The intense, public shame that Ramsey bore that afternoon wasn’t just the product of heartbreaking loss. At QPR, a club that for the better part casino online of the 21st century, has leaked goals and pounds in equal measure, the figure of a fallen Ramsey is a metaphor. Since solvent owners (there’s been a few major shareholders, which in of itself has been a problem, from F1 tycoons Bernie Ecclestone and Flavio Briatore to billionaire steel magnate Lakshmi Mittal and AirAsia founder Tony Fernandes) saved the club from its debts in 2007, there’s been non-stop managerial and personnel turnover. 17 different men have either managed or co-managed QPR, and there’s been a cavalcade of overpaid and unmotivated Premiership veterans brought in with every promotion back to the top flight. The errors of past executives and managers merely puts Ramsey at the top of the rubble.

Organizational chaos hasn’t stopped the spending spigot though. With higher wages than Borussia Dortmund, and salaries near what Juventus pays their Serie A-winning squad, QPR’s new owners have netted one Football League title, two promotions from the Championship, and Premier League finishes of 17th and 20th. Oh, and there’s a £50m fine from UEFA’s Financial Fair Play on the horizon. Ambition and good sense haven’t dovetailed. The club itself could do with Premiership exile, although to fans and ownership, it’d be another step back in a tumultuous journey to flirt with England’s elite.

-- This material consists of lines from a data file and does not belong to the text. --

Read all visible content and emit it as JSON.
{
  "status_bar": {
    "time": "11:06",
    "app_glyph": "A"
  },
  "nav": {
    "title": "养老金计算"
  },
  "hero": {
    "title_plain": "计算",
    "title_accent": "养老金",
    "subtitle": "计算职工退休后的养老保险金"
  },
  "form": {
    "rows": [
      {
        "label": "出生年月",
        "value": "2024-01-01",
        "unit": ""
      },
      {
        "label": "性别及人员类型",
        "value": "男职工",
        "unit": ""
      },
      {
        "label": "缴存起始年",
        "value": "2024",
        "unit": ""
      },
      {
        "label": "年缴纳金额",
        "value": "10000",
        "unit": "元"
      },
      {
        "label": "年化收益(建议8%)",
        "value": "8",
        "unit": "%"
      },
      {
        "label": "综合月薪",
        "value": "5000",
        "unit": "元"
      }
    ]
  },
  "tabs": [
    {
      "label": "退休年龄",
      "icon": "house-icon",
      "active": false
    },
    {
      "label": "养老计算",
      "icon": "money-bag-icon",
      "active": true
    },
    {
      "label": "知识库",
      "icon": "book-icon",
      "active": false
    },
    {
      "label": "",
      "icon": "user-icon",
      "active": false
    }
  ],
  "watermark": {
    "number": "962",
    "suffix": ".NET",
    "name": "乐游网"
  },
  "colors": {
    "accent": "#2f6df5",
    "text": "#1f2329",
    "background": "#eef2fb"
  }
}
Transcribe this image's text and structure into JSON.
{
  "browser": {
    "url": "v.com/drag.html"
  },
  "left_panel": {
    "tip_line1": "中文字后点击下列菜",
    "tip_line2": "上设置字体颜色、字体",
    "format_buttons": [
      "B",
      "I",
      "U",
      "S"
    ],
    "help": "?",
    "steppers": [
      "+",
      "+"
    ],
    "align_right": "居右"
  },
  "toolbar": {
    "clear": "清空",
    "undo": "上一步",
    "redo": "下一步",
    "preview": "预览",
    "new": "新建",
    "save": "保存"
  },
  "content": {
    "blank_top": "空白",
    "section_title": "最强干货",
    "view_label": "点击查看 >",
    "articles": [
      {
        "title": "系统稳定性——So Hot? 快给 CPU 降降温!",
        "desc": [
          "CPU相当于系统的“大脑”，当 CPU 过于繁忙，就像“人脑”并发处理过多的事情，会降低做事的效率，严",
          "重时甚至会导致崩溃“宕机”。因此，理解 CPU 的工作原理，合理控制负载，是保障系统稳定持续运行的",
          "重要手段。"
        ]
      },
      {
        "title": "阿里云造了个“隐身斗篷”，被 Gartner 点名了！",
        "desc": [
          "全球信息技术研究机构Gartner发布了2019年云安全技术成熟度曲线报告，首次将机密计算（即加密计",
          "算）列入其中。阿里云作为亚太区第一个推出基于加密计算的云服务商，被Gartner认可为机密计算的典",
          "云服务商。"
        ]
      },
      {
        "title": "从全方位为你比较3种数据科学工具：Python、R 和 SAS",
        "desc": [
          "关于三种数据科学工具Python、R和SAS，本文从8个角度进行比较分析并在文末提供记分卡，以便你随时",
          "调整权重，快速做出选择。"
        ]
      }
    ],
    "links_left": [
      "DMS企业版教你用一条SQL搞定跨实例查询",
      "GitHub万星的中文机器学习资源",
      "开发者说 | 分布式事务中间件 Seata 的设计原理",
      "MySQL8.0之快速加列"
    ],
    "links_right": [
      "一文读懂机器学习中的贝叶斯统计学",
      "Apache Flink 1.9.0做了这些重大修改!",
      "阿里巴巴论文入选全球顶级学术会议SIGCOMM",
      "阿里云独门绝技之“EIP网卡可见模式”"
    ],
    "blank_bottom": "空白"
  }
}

This season’s leg of the journey has been a round trip adventure through Hades. A month into the new year, Harry Redknapp quit on QPR, and Ramsey, the club’s academy director, took up his stead. For his eagerness, Ramsey’s been blitzed with his team’s bullshit. Since being downed by Southampton’s Sadio Mane injury-time winner on February 7, they’ve coughed up points because of last minute goals in five of their last ten matches. That match was followed by three straight 2-1 losses in February to Hull, Arsenal, and Tottenham. In all, QPR have dropped 13 points this season on goals conceded in the last 15 minutes, with seven of those matches resulting in losses. Rio Ferdinand’s backline has allowed a league-leading 59 goals. For a team that’s squarely in the bottom three in late April by a margin of two points, this method of self-destruction is undeniably cruel.

Things are crap at QPR right now, but for perhaps the first time under new owners, there are men at the club who actually want to be there for reasons other than a last-gasp Premiership payday. 25-year-old breakout forward Charlie Austin has netted 17 times in his maiden campaign in the top flight, poaching wonky passes into the box in a clinical manner not unlike fellow England standout Harry Kane. Ramsey, a caretaker manager who’d like to stick around, has spoken about the loyalty he has to QPR, quotes that 16 former QPR managers can tease him over for perceived naivete. As the club’s former academy director though, Ramsey’s words come across as genuine.

A passionate manager and a prolific striker is all QPR has left as May approaches. For that alone, this 19th-placed club should consider themselves fortunate, but good fortune hasn’t followed Rangers this season—only the shame that comes with self-infliction and just punishment.

The 8 Ball_Leaderboard